#' However, R wants you to perform all your operations on those collections
#' of numbers called vectors. That is, R works faster if you don't visit each
#' cell of each data frame using a for loop, but instead ask it to do something to
#' each column. Even basic arithmetic works this way:
#'
aVec <- 1:10
aVec
aVec + 2.5
aVec*100
aVec + c(-.5, .25)
#'
#' In other words, most R functions already know how to do something to each element
#' in a vector.
#'
#' Combine that with the fact that each column in a data.frame is just a vector, and that
#' R has built in functions for doing something to each column in a data frame,
#' and you can write more R-like code that runs faster, and is easier to read.
#'
#' These functions are called the `apply` functions. We'll show you recent
#' innovations on these functions next week.
#'
#' I'm first just going to show you how to take the mean of each column in `veg`,
#' except for the group column:
#
vegMeans <- sapply(veg[, -dim(veg)[2]], mean)
vegMeans
#'
#' If you wanted to transform each cell in the data, say by log transforming it,
#' you could do this:
#'
logVeg <- sapply(veg[, -dim(veg)[2]], log)
logVeg
#'
#' This is where writing your own functions comes in handy. I want to get back both the mean
#' and SD of each column:
#'
meanAndSD <- function(aVec){
aMean <- mean(aVec)
aSD <- sd(aVec)
return(c(mean=aMean, sd=aSD))
}
vegMeanAndSD <- sapply(veg[, -dim(veg)[2]], meanAndSD)
vegMeanAndSD
#'
#' # Save that clean data
#'
#' Let's pretend that the log transformed data is our 'cleaned' data, and
#' we want to save it for later ('cause log transforming takes SOOO LOOOONG):
#'
write.csv(logVeg, file='logTransVegetables.csv')
#to read it later:
read.csv('logTransVegetables.csv')
#'
#' #Some notes on EDA
#'
#' What you want to do is look at all your data, however you can make
#' that happen.
#'
#' We could use `sapply` to get a histogram for every column of the veg data:
#'
sapply(veg[, -dim(veg)[2]], hist)
#'
#' A preview of things to come: `ggplot2` is awesome, and someone made an
#' EDA package using it that does this:
#'
library(GGally) #install.packages('GGally')
data(iris)
ggpairs(iris)
#'
#' Using some of the functions we'll talk about next week, you can automate
#' a lot of the creation of custom plots and analyses (like, if you want
#' to look at ICCs for all of your variables).

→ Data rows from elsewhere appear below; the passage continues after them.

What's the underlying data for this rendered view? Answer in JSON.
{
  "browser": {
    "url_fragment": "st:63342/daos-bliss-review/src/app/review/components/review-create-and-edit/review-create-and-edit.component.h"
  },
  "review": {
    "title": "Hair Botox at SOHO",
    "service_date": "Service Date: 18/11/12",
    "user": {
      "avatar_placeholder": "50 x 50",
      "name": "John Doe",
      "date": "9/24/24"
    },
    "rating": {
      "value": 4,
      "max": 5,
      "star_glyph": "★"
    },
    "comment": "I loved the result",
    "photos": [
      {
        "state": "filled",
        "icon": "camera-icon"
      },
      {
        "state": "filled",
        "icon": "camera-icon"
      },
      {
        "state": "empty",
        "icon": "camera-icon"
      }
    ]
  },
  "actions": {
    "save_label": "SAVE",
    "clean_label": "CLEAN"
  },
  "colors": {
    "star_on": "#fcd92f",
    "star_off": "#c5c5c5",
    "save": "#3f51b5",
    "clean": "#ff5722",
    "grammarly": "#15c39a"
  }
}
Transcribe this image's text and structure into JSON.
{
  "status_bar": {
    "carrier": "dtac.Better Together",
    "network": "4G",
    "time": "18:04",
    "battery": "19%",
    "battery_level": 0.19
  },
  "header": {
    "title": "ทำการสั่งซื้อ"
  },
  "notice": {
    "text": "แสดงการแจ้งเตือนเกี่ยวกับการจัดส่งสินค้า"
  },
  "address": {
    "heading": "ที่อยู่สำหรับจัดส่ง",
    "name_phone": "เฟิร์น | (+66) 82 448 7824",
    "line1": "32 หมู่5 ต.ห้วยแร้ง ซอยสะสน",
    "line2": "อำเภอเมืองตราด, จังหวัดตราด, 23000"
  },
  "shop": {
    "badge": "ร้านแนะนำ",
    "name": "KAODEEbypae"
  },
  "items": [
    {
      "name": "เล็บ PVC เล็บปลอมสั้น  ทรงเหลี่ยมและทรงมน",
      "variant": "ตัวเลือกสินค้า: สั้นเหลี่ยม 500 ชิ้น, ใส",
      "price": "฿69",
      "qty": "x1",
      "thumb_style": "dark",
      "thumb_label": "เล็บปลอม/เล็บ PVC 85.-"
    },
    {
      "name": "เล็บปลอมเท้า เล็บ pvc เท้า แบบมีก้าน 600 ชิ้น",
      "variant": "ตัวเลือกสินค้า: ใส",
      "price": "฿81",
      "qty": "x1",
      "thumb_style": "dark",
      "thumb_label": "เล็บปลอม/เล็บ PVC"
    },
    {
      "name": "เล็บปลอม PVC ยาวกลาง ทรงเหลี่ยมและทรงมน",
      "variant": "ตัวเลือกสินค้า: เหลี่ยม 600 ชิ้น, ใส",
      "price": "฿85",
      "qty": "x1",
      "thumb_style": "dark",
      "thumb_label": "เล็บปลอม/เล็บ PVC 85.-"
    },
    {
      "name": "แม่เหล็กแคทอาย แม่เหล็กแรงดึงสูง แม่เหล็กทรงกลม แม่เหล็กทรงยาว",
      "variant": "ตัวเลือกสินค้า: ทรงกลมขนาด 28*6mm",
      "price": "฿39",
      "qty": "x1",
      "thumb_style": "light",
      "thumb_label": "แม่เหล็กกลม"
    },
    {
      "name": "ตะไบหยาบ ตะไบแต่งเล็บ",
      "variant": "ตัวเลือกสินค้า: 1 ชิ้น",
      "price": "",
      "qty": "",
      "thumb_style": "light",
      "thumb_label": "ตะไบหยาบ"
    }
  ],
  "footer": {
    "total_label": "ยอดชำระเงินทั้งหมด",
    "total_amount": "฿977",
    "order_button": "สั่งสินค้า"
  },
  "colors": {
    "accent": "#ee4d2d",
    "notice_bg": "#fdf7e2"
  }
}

#'
#' # On deck
#'
#' - Next week: `dplyr`, `tidyr` for manipulating your data (cause some times you gotta).
#' - Future times: You try!, Massively awesome plotting, ????
#'